The Holy Alliance, in fact, quite overdid its work. The Allied Sovereigns took no account of time; the season was not one when an enlightened philosophy had much influence over political action; and the two Emperors and the King did not understand that there was anything like a law of political development. So they went to work with their cheery faith in their own power to stop the movement of time and the process of growth. The influence they afterwards obtained over the Councils of reactionary dynasties in France and Spain became the principal means of upsetting the whole fabric on which the Holy Alliance was founded. When the Duke of Wellington heard of the Treaty, he gave it but a cold reception, and said something to the effect that he thought the Sovereign and the Government of England would ask for a somewhat more explicit and practical statement as to the actual purposes of the Alliance.

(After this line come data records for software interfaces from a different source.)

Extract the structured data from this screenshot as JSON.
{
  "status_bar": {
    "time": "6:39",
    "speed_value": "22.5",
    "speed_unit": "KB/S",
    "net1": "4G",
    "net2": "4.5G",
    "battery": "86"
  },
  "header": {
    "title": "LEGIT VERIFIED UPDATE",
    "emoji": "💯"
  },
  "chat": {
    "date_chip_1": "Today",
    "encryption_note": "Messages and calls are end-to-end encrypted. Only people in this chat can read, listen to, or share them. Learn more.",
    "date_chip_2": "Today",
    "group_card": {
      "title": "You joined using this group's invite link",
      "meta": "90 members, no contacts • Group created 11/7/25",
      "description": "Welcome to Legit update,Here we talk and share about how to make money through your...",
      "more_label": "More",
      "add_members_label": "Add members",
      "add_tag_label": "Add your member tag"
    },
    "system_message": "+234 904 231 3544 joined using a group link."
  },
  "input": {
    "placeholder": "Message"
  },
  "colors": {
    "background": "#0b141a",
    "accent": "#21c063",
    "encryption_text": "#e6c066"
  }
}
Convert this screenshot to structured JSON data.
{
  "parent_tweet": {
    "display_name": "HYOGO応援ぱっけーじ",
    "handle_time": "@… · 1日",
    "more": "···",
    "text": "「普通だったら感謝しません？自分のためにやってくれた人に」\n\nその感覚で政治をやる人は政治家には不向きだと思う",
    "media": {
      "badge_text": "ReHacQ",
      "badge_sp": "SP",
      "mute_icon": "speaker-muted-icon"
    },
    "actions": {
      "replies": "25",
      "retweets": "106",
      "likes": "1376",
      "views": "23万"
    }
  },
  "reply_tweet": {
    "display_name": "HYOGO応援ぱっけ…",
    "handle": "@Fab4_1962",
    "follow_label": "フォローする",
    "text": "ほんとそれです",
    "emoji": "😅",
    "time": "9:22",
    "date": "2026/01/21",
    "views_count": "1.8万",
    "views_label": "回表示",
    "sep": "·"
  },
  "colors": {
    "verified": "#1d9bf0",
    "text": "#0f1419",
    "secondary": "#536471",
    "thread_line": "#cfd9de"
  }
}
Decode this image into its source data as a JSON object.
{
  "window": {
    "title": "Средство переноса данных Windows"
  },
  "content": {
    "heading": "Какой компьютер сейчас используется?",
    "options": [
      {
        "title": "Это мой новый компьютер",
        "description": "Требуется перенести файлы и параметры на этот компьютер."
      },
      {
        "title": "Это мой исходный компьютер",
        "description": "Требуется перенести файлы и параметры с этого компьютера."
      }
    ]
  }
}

There can, however, be little doubt that the feelings of those most immediately around the English Sovereign would have led them far on the way with the work of the Holy Alliance. In point of fact, for a time such Ministers as Lord Liverpool and Lord Castlereagh were very willing indeed that England should lend herself to the conspiracy of Verona. It was only when Canning came into power that a complete severance took place, once for all, between the policy of England in foreign affairs and the principles of the Holy Alliance. Even if England had joined in the conspiracy, it is utterly impossible that it could have held its own for any considerable length of time. The genuine principle of democracy was, indeed, a little out of favour, even in England, at the date when the two Emperors and the King signed their portentous Treaty. The excesses of the French Revolution and the military dictatorship of Napoleon had aroused an immense alarm all through England and everywhere else. It cannot be questioned that even in domestic policy the mind of Pitt was greatly affected by the influence of this alarm. Reforms were delayed in England because of the difficulty which the mind of the average man had in distinguishing between a demand for a reform and a clamour for a revolution. But the democratic reform must have begun to develop before long, if all the Sovereigns of Europe had been combined against it. Democratic reform, to apply to it the noble language of Wordsworth's sonnet, had "great allies," its "friends were exultations, agonies, and love, and man's unconquerable mind".